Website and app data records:
Segment Open
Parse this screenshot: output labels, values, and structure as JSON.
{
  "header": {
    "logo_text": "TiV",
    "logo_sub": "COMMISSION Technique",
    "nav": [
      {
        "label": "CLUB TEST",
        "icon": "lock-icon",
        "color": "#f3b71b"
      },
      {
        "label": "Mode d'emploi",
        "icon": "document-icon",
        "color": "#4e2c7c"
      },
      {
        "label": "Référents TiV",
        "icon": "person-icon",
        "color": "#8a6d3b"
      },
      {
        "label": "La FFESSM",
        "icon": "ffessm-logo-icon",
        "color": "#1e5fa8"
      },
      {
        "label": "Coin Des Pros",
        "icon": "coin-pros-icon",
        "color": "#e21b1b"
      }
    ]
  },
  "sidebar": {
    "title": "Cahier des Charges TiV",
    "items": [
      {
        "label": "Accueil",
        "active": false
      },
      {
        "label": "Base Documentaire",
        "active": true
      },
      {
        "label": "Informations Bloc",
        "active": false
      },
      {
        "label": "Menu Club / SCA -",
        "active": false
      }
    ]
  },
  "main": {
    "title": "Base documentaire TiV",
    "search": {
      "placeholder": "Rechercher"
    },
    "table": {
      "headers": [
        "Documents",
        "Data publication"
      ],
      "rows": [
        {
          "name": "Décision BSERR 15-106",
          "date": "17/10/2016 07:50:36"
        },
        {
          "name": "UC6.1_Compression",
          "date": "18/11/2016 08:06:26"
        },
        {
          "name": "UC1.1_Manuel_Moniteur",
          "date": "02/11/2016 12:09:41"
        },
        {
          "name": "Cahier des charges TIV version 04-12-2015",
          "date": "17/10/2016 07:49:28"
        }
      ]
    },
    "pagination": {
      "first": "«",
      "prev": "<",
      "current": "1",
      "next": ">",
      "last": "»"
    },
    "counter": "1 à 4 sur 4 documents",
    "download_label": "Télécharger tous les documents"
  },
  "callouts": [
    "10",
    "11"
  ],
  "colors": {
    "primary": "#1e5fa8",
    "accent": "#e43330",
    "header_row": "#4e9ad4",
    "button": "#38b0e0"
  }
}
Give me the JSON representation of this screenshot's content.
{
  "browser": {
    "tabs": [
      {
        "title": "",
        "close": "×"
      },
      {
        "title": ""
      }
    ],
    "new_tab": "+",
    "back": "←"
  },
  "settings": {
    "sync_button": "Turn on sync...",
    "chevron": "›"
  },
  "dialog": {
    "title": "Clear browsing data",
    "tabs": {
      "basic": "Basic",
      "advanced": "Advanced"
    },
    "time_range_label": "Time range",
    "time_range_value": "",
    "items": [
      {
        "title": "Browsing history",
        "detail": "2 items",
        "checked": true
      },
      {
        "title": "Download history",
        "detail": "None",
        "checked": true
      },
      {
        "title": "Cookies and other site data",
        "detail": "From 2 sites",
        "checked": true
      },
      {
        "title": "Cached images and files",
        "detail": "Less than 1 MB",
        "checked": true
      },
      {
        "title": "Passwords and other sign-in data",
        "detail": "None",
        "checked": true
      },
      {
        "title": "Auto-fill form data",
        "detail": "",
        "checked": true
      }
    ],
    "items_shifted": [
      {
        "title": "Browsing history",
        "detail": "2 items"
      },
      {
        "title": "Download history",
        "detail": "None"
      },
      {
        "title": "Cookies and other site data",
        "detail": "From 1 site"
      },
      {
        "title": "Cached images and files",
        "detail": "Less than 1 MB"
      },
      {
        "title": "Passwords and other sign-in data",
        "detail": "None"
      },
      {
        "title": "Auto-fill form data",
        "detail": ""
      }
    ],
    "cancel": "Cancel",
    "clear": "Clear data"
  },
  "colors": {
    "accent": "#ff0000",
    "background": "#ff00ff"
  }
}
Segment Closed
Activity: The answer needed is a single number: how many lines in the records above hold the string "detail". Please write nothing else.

Solution to the exercise: 12